Why do I take pride in this Confederate Heritage? I am a liberal-minded progressive! But like so many, I long to belong in my community, a community which the Gullah describe as being composed of “come-yahs” and “bin-yahs.” Everyone wants to be a “bin-ya,” especially in a town like Charleston, which is crawling with rich newcomers and tourists. I am not a 6th generation Charlestonian, nor am I a rich newcomer, so I am left clinging to my strong southern roots, which are proved by my ancestors’ service to the south in what many call the “Late Unpleasantness.”

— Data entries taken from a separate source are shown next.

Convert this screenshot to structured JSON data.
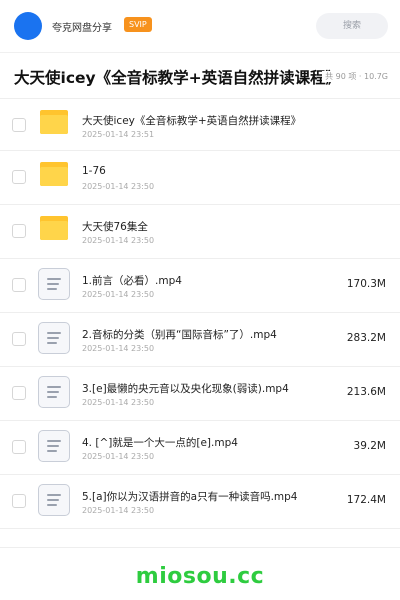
{
  "header": {
    "site_name": "夸克网盘分享",
    "badge": "SVIP",
    "search_placeholder": "搜索"
  },
  "share": {
    "title": "大天使icey《全音标教学+英语自然拼读课程》",
    "meta": "共 90 项 · 10.7G"
  },
  "items": [
    {
      "type": "folder",
      "name": "大天使icey《全音标教学+英语自然拼读课程》",
      "date": "2025-01-14 23:51",
      "size": ""
    },
    {
      "type": "folder",
      "name": "1-76",
      "date": "2025-01-14 23:50",
      "size": ""
    },
    {
      "type": "folder",
      "name": "大天使76集全",
      "date": "2025-01-14 23:50",
      "size": ""
    },
    {
      "type": "file",
      "name": "1.前言（必看）.mp4",
      "date": "2025-01-14 23:50",
      "size": "170.3M"
    },
    {
      "type": "file",
      "name": "2.音标的分类（别再“国际音标”了）.mp4",
      "date": "2025-01-14 23:50",
      "size": "283.2M"
    },
    {
      "type": "file",
      "name": "3.[e]最懒的央元音以及央化现象(弱读).mp4",
      "date": "2025-01-14 23:50",
      "size": "213.6M"
    },
    {
      "type": "file",
      "name": "4. [^]就是一个大一点的[e].mp4",
      "date": "2025-01-14 23:50",
      "size": "39.2M"
    },
    {
      "type": "file",
      "name": "5.[a]你以为汉语拼音的a只有一种读音吗.mp4",
      "date": "2025-01-14 23:50",
      "size": "172.4M"
    }
  ],
  "footer": {
    "brand": "miosou.cc"
  }
}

Until today, I have worn my Confederate heritage as a badge of honor. I am NOT a racist, though I admit I have been more tolerant of racists in my lifetime than I am proud to admit. But what would Papa say about all of this? About flying the Confederate Flag at the South Carolina State House? About defining myself as a daughter of the Confederacy? I can’t help but think he would be hurt and disappointed. He didn’t take me to Robert Haywood Lewis’s grave because he was a Confederate, he took me there because he was family. But why would this proud son of Virginia refuse to glorify his southern heritage? Because it did not define his experience. That was defined by the long-lingering effects of reconstruction in the rural south, by the Great Depression, by World War I, by World War II, and his own rise to success in a textile mill—where people were just people.
I never heard Papa say a disparaging word about another soul until I asked him about the KKK. I had gone to boarding school in Connecticut and, suffice it to say, the history of America in the 19th century taught there was a bit different than what I had learned at home in South Carolina. While I was there, Papa would send me care packages consisting of Moon Pies and R.C. Cola to ensure I didn’t lose my southern soul, but when I innocently asked Papa if he had known anyone in the KKK, he quickly retorted, “those people are trash.” He was a gentleman and I know now that I had insulted him by even asking the question. But he was right, there is no lower form of being human than a racist.
I will no longer show pride in Confederate service of those on my family tree — not because I am not proud of them for doing what they thought was right in a time that I will never be able to fully comprehend — but because I don’t want anyone to ever misinterpret my love of family, my love of the south, my desire to be a “bin-yah” for anything remotely associated with racism or hate. I will disassociate myself from the Confederate flag that has come to symbolize something horrible and hurtful. Instead, I will better document my ancestors who helped bring independence to America and to show my southern pride, I will fly the Liberty banner of Col. Moultrie, a banner that better represents the whole of my community, including my brothers and sisters at Mother Emanuel.